SPECIFIC TRADE CONCERNS
New Trade Concerns: preventing young people from
US — Clove Cigarettes
Indonesia expressed concerns about a new US
measure prohibiting cigarettes containing certain flavours (G/TBT/W/323).
The Family Smoking Prevention and Tobacco Control Act, which entered into
force in September 2009, bans all cigarettes and their component parts
containing artificial or natural flavours, herbs or spices other than
menthol that give a product a particular flavour. At the meeting, Indonesia
expressed regret that the measure prohibits the production and marketing of
cigarettes containing certain additives, including clove, but permits the
production and sale of other flavoured cigarettes, such as cigarettes
containing menthol. According to Indonesia, the US regulation discriminates
against imported clove cigarettes and creates an unnecessary barrier to
In reply, the United States stressed that preventing young people from
starting to smoke is important for public health purposes. Flavoured tobacco
products, such as clove cigarettes, are particularly appealing to young
people and represent a “starter product” that can lead to regular smoking.
In the US view, clove cigarettes may also pose additional health risk over
conventional cigarettes. On discrimination, the US argued that there are
substantial differences between clove and menthol cigarettes, which make the
two products not comparable.
Canada — Additives in tobacco products
The Cracking Down on Tobacco Marketing Aimed at Youth Act entered into force in October 2009 and prohibits, among other things, the addition of various additives in cigarettes and other tobacco products sold in the Canadian market. All members (Argentina, Mexico, Switzerland, Colombia, the EC, Turkey, the US and Macedonia) supported the legitimacy of Canada's objective of protecting young people from tobacco use and addiction. Some members asked questions about the measure and others raised concerns.
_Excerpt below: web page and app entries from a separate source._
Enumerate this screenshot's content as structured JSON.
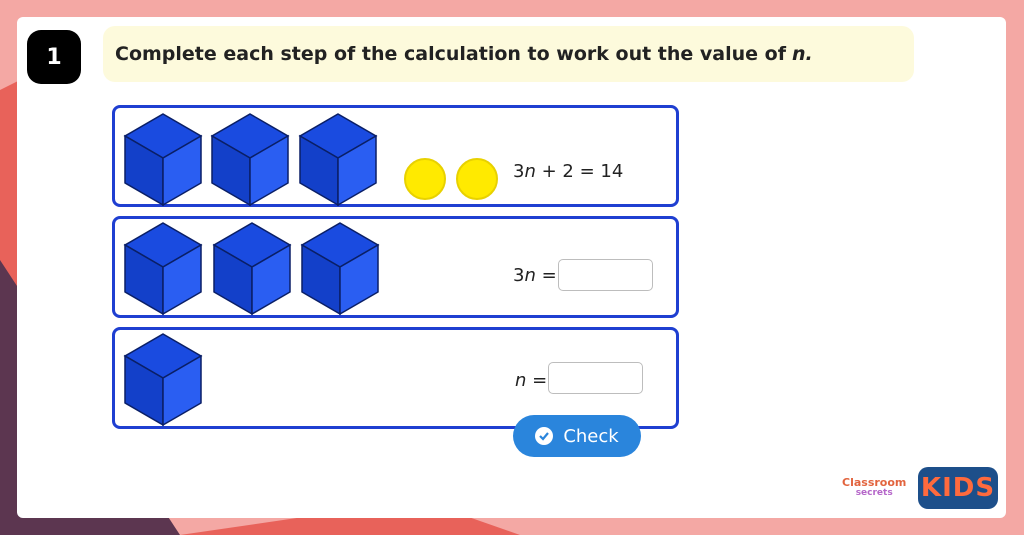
{
  "question": {
    "number": "1",
    "prompt_text": "Complete each step of the calculation to work out the value of",
    "prompt_var": "n."
  },
  "rows": [
    {
      "equation_var": "3n",
      "equation_rest": " + 2 = 14",
      "cubes": 3,
      "counters": 2
    },
    {
      "equation_lhs": "3n",
      "equation_eq": " =",
      "cubes": 3
    },
    {
      "equation_lhs": "n",
      "equation_eq": " =",
      "cubes": 1
    }
  ],
  "answer_inputs": {
    "value_1": "",
    "value_2": ""
  },
  "check_button": {
    "label": "Check"
  },
  "branding": {
    "classroom_secrets": "Classroom secrets",
    "cs_line1": "Classroom",
    "cs_line2": "secrets",
    "kids": "KIDS"
  },
  "colors": {
    "cube_blue": "#1a4be0",
    "row_border": "#1f3fd1",
    "counter_yellow": "#ffea00",
    "check_button_bg": "#2a85dc",
    "prompt_bg": "#fdfadc",
    "background_pink": "#f4a8a4"
  }
}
Some members were of the view that this decision could have an impact on their domestic producers and exporters and was far too restrictive. Some members raised concerns that there are other less restrictive means to protect young people from tobacco use: instead of banning additives, Canada could have prohibited products with a particular flavour. Some members also stressed that several types of additives used in blended cigarettes do not add a characteristic flavour to the product, but are an essential component that mitigates the strong flavour of Burley tobacco. The prohibition of these additives could have the effect of a de facto prohibition of blended cigarettes. Lastly, some members invited Canada to notify this regulation, according to the transparency obligations under the TBT Agreement.
Canada informed the Committee that this measure had been designed to address
public health concerns by reducing the incentives for young people to smoke.
Canada also stressed that it only prohibits flavours and other additives
used in cigarettes, not tobacco products. In Canada's view, there are
sufficient scientific elements proving that additives increase tobacco
addiction especially amongst the young population.
Previously raised concerns: poultry
EC — Poultry meat
Brazil and Australia raised a concern about EC
regulations on marketing standards for poultry meat. This issue was raised
for the first time in June 2009 (G/TBT/N/EEC/267). Brazil and Australia
argued that the proposal would alter the current definition of “fresh
poultry meat”. In particular, Brazil believed that defrosted and fresh
poultry meat are like products and that the EC proposed amendment would ban
defrosted poultry meat from the EU marketplace, thus discriminating against
non-EU producers, since distant suppliers had normally to freeze their meat
products for export. Australia questioned whether the EC standard is
consistent with existing international standards and suggested that the
European Communities consider alternatives to the current marketing
standard, such as including in the label a reference to “previously frozen
or chilled” product.
The European Communities pointed out that when consumers buy a preparation
that is labelled “fresh” they expect it not to contain defrosted meat. The
EC also stressed that the current proposal do not ban the sale of frozen
poultry meat, rather it restricts the use of the term “fresh” to poultry
meat that has not been frozen. Also, the EC noted that frozen poultry meat
only represents a very small part of Brazil's exports to the EC.
ADOPTION OF REPORTS
The Committee adopted its Fifth Triennial
Review Report (G/TBT/26). Every 3 years, the TBT Committee evaluates in
a report how the TBT Agreement operates and is implemented with the
objective of improving the Committee's work.
It contains substantive recommendations in five areas that will guide the
Committee’s work over the next three years:
The Committee also adopted its Annual Report
(G/L/895/Rev.1) and carried out the
Eighth Annual Transitional Review mandated in the Protocol of Accession of the People's Republic of
The next meeting of the TBT Committee will take place on 24-25 March 2010.